Rather a lot to chew over in such a short essay, but well worth your time. After a smart if familiar examination of how the “lessons of Munich” resonate differently for Europeans and Americans, Buruma writes:
These different perspectives have caused peculiar tensions between the US and its democratic allies. Europeans and Japanese depend on American military power for their security, but often don’t like the way the US uses it. Too much dependence has also had an infantilising effect. Like permanent adolescents, Europeans and Japanese crave the security of the great American father, and deeply resent him at the same time.

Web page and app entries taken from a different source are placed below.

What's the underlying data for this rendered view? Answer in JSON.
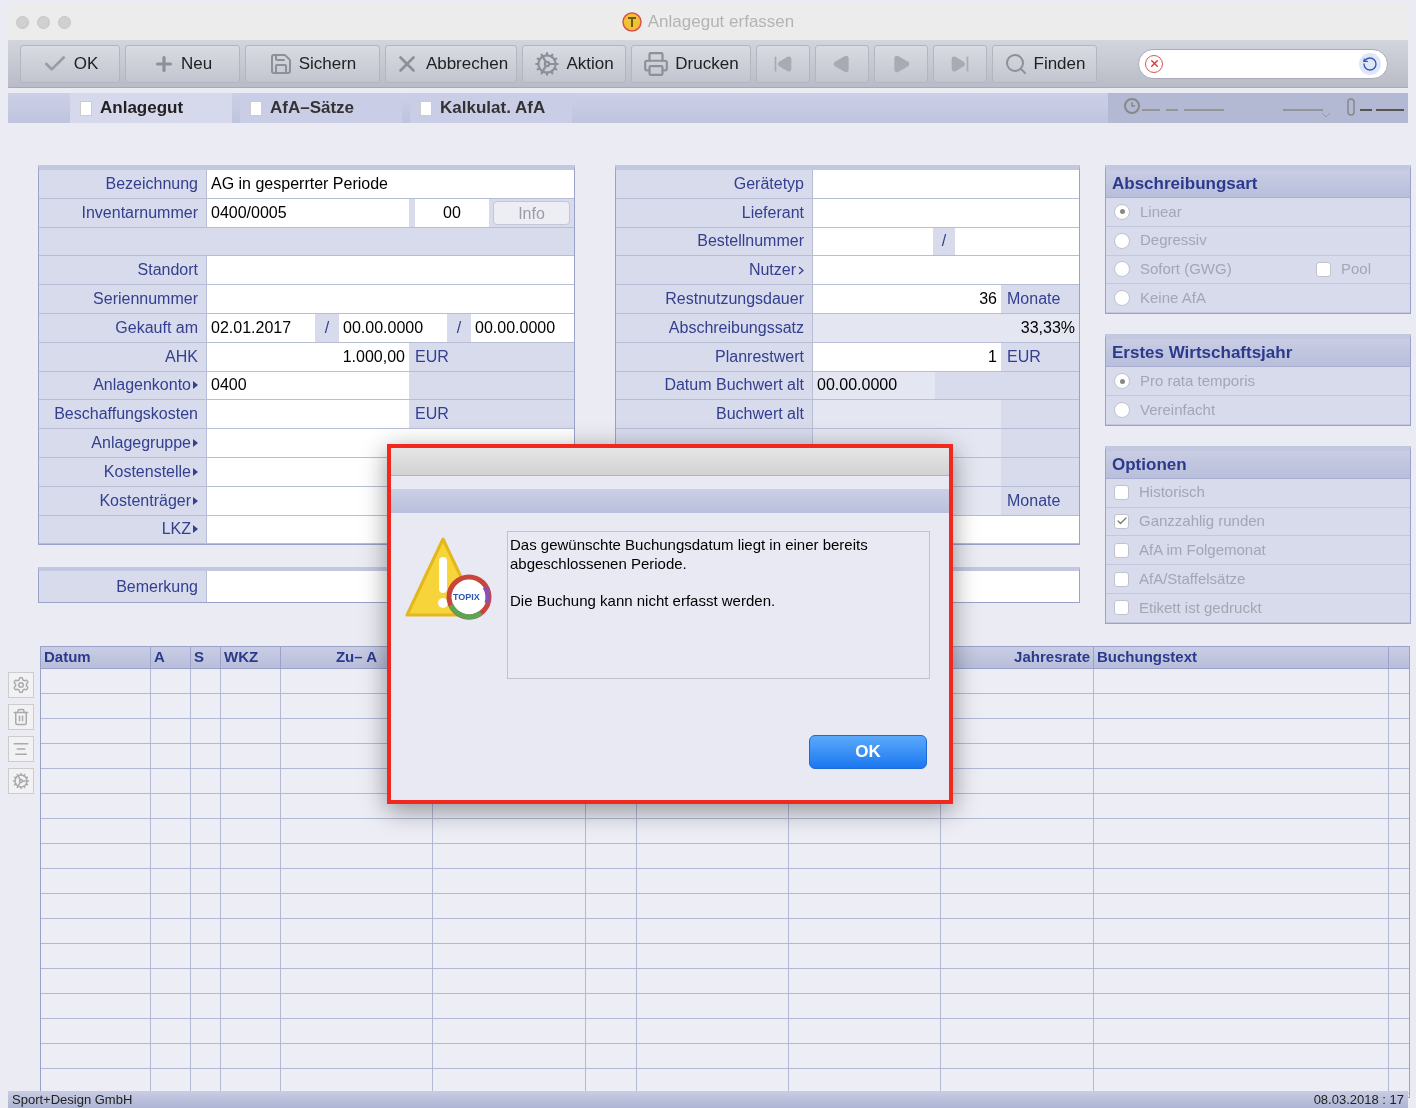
{
  "window": {
    "title": "Anlagegut erfassen"
  },
  "toolbar": [
    {
      "kind": "ok",
      "label": "OK"
    },
    {
      "kind": "new",
      "label": "Neu"
    },
    {
      "kind": "save",
      "label": "Sichern"
    },
    {
      "kind": "cancel",
      "label": "Abbrechen"
    },
    {
      "kind": "action",
      "label": "Aktion"
    },
    {
      "kind": "print",
      "label": "Drucken"
    },
    {
      "kind": "first"
    },
    {
      "kind": "prev"
    },
    {
      "kind": "next"
    },
    {
      "kind": "last"
    },
    {
      "kind": "find",
      "label": "Finden"
    }
  ],
  "tabs": [
    {
      "label": "Anlagegut",
      "selected": true
    },
    {
      "label": "AfA–Sätze",
      "selected": false
    },
    {
      "label": "Kalkulat. AfA",
      "selected": false
    }
  ],
  "left_form": [
    {
      "kind": "text",
      "label": "Bezeichnung",
      "value": "AG in gesperrter Periode"
    },
    {
      "kind": "inventory",
      "label": "Inventarnummer",
      "value": "0400/0005",
      "suffix": "00",
      "button": "Info"
    },
    {
      "kind": "spacer"
    },
    {
      "kind": "text",
      "label": "Standort"
    },
    {
      "kind": "text",
      "label": "Seriennummer"
    },
    {
      "kind": "dates",
      "label": "Gekauft am",
      "values": [
        "02.01.2017",
        "00.00.0000",
        "00.00.0000"
      ],
      "separators": [
        "/",
        "/"
      ]
    },
    {
      "kind": "amount",
      "label": "AHK",
      "value": "1.000,00",
      "unit": "EUR"
    },
    {
      "kind": "account",
      "label": "Anlagenkonto",
      "menu": true,
      "value": "0400"
    },
    {
      "kind": "amount",
      "label": "Beschaffungskosten",
      "unit": "EUR"
    },
    {
      "kind": "text",
      "label": "Anlagegruppe",
      "menu": true
    },
    {
      "kind": "text",
      "label": "Kostenstelle",
      "menu": true
    },
    {
      "kind": "text",
      "label": "Kostenträger",
      "menu": true
    },
    {
      "kind": "text",
      "label": "LKZ",
      "menu": true
    }
  ],
  "middle_form": [
    {
      "kind": "text",
      "label": "Gerätetyp"
    },
    {
      "kind": "text",
      "label": "Lieferant"
    },
    {
      "kind": "split",
      "label": "Bestellnummer",
      "separator": "/"
    },
    {
      "kind": "text",
      "label": "Nutzer",
      "menu": true
    },
    {
      "kind": "amount",
      "label": "Restnutzungsdauer",
      "value": "36",
      "unit": "Monate"
    },
    {
      "kind": "readout",
      "label": "Abschreibungssatz",
      "value": "33,33%"
    },
    {
      "kind": "amount",
      "label": "Planrestwert",
      "value": "1",
      "unit": "EUR"
    },
    {
      "kind": "date",
      "label": "Datum Buchwert alt",
      "value": "00.00.0000"
    },
    {
      "kind": "readonly",
      "label": "Buchwert alt"
    },
    {
      "kind": "readonly"
    },
    {
      "kind": "readonly"
    },
    {
      "kind": "readonly",
      "unit": "Monate"
    },
    {
      "kind": "text"
    }
  ],
  "remark": {
    "label": "Bemerkung"
  },
  "panels": [
    {
      "title": "Abschreibungsart",
      "options": [
        {
          "kind": "radio",
          "label": "Linear",
          "selected": true,
          "disabled": true
        },
        {
          "kind": "radio",
          "label": "Degressiv",
          "selected": false,
          "disabled": true
        },
        {
          "kind": "radio",
          "label": "Sofort (GWG)",
          "selected": false,
          "disabled": true,
          "extra": {
            "label": "Pool",
            "checked": false
          }
        },
        {
          "kind": "radio",
          "label": "Keine AfA",
          "selected": false,
          "disabled": true
        }
      ]
    },
    {
      "title": "Erstes Wirtschaftsjahr",
      "options": [
        {
          "kind": "radio",
          "label": "Pro rata temporis",
          "selected": true,
          "disabled": true
        },
        {
          "kind": "radio",
          "label": "Vereinfacht",
          "selected": false,
          "disabled": true
        }
      ]
    },
    {
      "title": "Optionen",
      "options": [
        {
          "kind": "check",
          "label": "Historisch",
          "checked": false,
          "disabled": true
        },
        {
          "kind": "check",
          "label": "Ganzzahlig runden",
          "checked": true,
          "disabled": true
        },
        {
          "kind": "check",
          "label": "AfA im Folgemonat",
          "checked": false,
          "disabled": true
        },
        {
          "kind": "check",
          "label": "AfA/Staffelsätze",
          "checked": false,
          "disabled": true
        },
        {
          "kind": "check",
          "label": "Etikett ist gedruckt",
          "checked": false,
          "disabled": true
        }
      ]
    }
  ],
  "table": {
    "columns": [
      "Datum",
      "A",
      "S",
      "WKZ",
      "Zu– A",
      null,
      null,
      null,
      null,
      "Jahresrate",
      "Buchungstext"
    ]
  },
  "dialog": {
    "logo_text": "TOPIX",
    "message": [
      "Das gewünschte Buchungsdatum liegt in einer bereits abgeschlossenen Periode.",
      "Die Buchung kann nicht erfasst werden."
    ],
    "button": "OK"
  },
  "status_bar": {
    "left": "Sport+Design GmbH",
    "right": "08.03.2018 : 17"
  }
}
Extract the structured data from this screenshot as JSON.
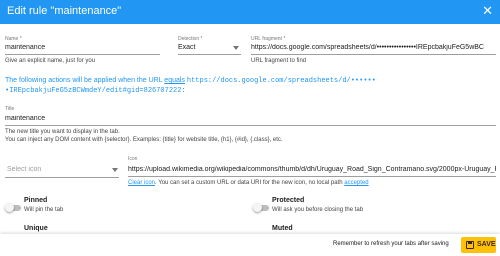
{
  "dialog": {
    "title": "Edit rule \"maintenance\"",
    "close_glyph": "✕"
  },
  "name_field": {
    "label": "Name *",
    "value": "maintenance",
    "help": "Give an explicit name, just for you"
  },
  "detection_field": {
    "label": "Detection *",
    "value": "Exact"
  },
  "url_fragment_field": {
    "label": "URL fragment *",
    "value": "https://docs.google.com/spreadsheets/d/••••••••••••••••IREpcbakjuFeG5wBC",
    "help": "URL fragment to find"
  },
  "applied_notice": {
    "prefix": "The following actions will be applied when the URL",
    "link": "equals",
    "url_line1": "https://docs.google.com/spreadsheets/d/••••••",
    "url_line2": "•IREpcbakjuFeG5zBCWmdeY/edit#gid=826707222:"
  },
  "title_field": {
    "label": "Title",
    "value": "maintenance",
    "help_line1": "The new title you want to display in the tab.",
    "help_line2": "You can inject any DOM content with {selector}. Examples: {title} for website title, {h1}, {#id}, {.class}, etc."
  },
  "icon_select": {
    "placeholder": "Select icon"
  },
  "icon_field": {
    "label": "Icon",
    "value": "https://upload.wikimedia.org/wikipedia/commons/thumb/d/dh/Uruguay_Road_Sign_Contramano.svg/2000px-Uruguay_Road_Sign_C",
    "clear_link": "Clear icon",
    "help": ". You can set a custom URL or data URI for the new icon, no local path",
    "accepted_link": "accepted"
  },
  "toggles": {
    "pinned": {
      "title": "Pinned",
      "desc": "Will pin the tab"
    },
    "protected": {
      "title": "Protected",
      "desc": "Will ask you before closing the tab"
    }
  },
  "sections": {
    "unique": "Unique",
    "muted": "Muted"
  },
  "footer": {
    "reminder": "Remember to refresh your tabs after saving",
    "save_label": "SAVE"
  },
  "colors": {
    "primary": "#2196f3",
    "accent": "#ffc107"
  },
  "icons": {
    "close": "close-icon",
    "save": "floppy-disk-icon",
    "dropdown": "chevron-down-icon"
  }
}
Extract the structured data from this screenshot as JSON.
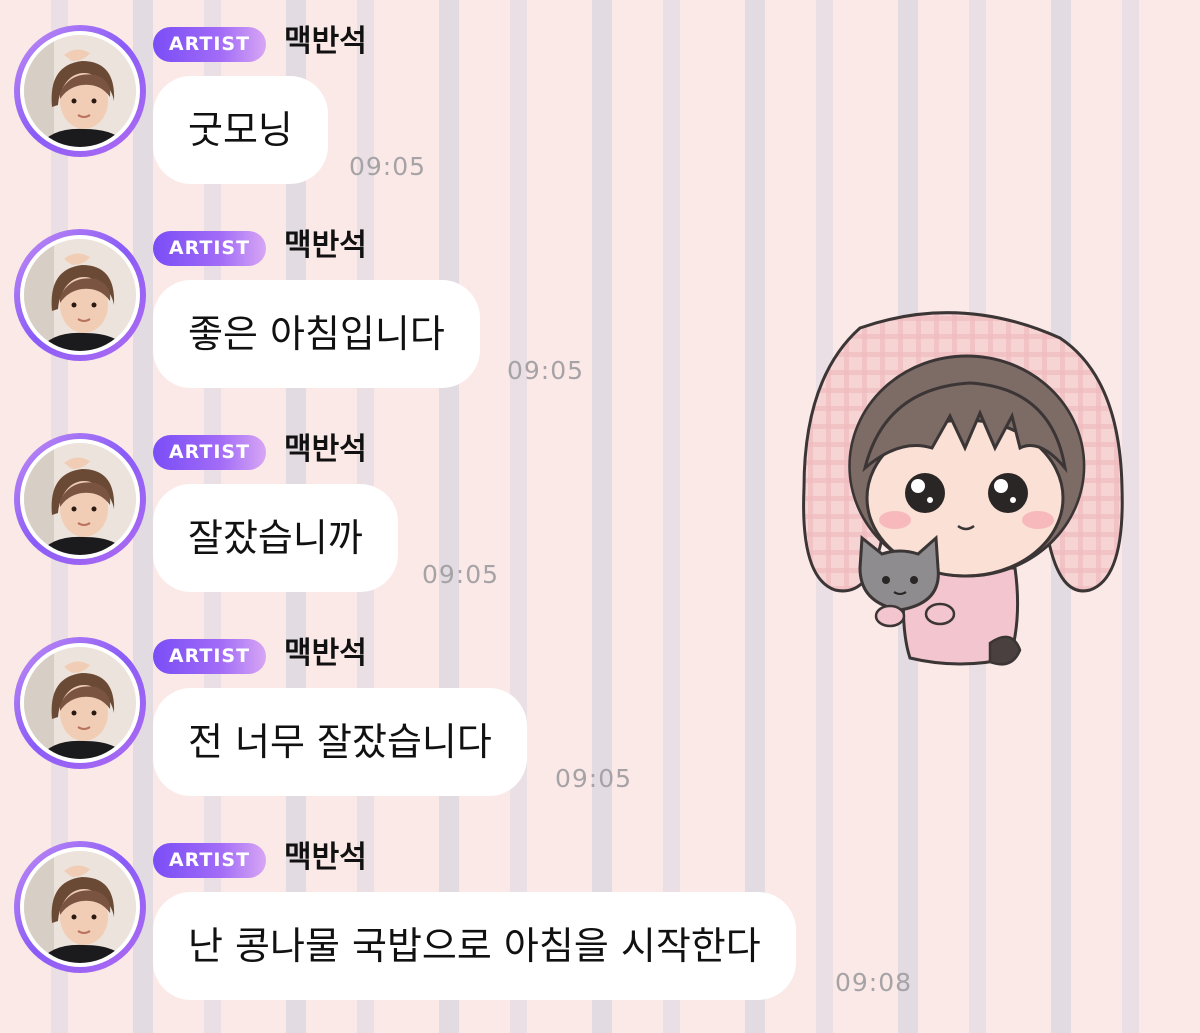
{
  "colors": {
    "badge_gradient_start": "#7a4df6",
    "badge_gradient_end": "#d7a6f4",
    "avatar_ring": "#8a5cf7",
    "bubble_bg": "#ffffff",
    "timestamp": "#a6a3a6",
    "stripe_pink": "#fbe9e8",
    "stripe_lavender": "#e3dbe2"
  },
  "messages": [
    {
      "badge": "ARTIST",
      "sender": "맥반석",
      "text": "굿모닝",
      "time": "09:05"
    },
    {
      "badge": "ARTIST",
      "sender": "맥반석",
      "text": "좋은 아침입니다",
      "time": "09:05"
    },
    {
      "badge": "ARTIST",
      "sender": "맥반석",
      "text": "잘잤습니까",
      "time": "09:05"
    },
    {
      "badge": "ARTIST",
      "sender": "맥반석",
      "text": "전 너무 잘잤습니다",
      "time": "09:05"
    },
    {
      "badge": "ARTIST",
      "sender": "맥반석",
      "text": "난 콩나물 국밥으로 아침을 시작한다",
      "time": "09:08"
    }
  ],
  "sticker": {
    "icon": "chibi-bunny-hood-with-cat-sticker"
  }
}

The choice is stark: if Europeans are prepared to fight for Georgia or Ukraine, these countries should be invited to join Nato. If not, not. But, instead of choosing, major European countries such as Germany, have dithered, first dangling Nato membership as a juicy carrot, and then withdrawing the offer, leaving the Americans to indulge in heroic rhetoric without the necessary follow-through.
All this is making the western alliance look incoherent, and, despite its vast wealth and American military power, strangely impotent. It is time for European democracies to make up their minds. They can remain dependent on US protection and stop complaining, or they can develop the capacity to defend Europe, however they wish to define it, by themselves.
The first option may not be feasible for very much longer in the twilight days of Pax America. The second will be expensive and risky. Given the many divisions inside the Union, Europeans will probably muddle on, until a serious crisis forces them to act, by which point it could well be too late.
This strikes me as exactly right. NATO will never be dissolved — institutions like it are hardly ever dissolved, as doing so would be needlessly dramatic. But of course it is a very different institution from what it once was, and admitting Georgia or Ukraine would likely push it further into obsolescence: no one seriously believes that any of Estonia’s NATO allies would launch a nuclear strike in her defense. So the security NATO provides seems mostly notional, and mostly about deepening cooperation between the military personnel of partner states — which, by the way, isn’t trivial.
I tend to think the “no permanent allies, only permanent interests” approach is going to become more attractive. The hope, of course, is that the U.S. will generally be part of the broadest, deepest, status quo-affirming coalitions. This is a good time to revisit Randall Schweller’s brilliant Deadly Imbalances, on the peculiar dynamics of tripolar systems. Revisionist coalitions are smaller than status quo coalitions because they have to scrap over the spoils of victory. It’s interesting to think about this framework in the context of Iraq Wars I and II.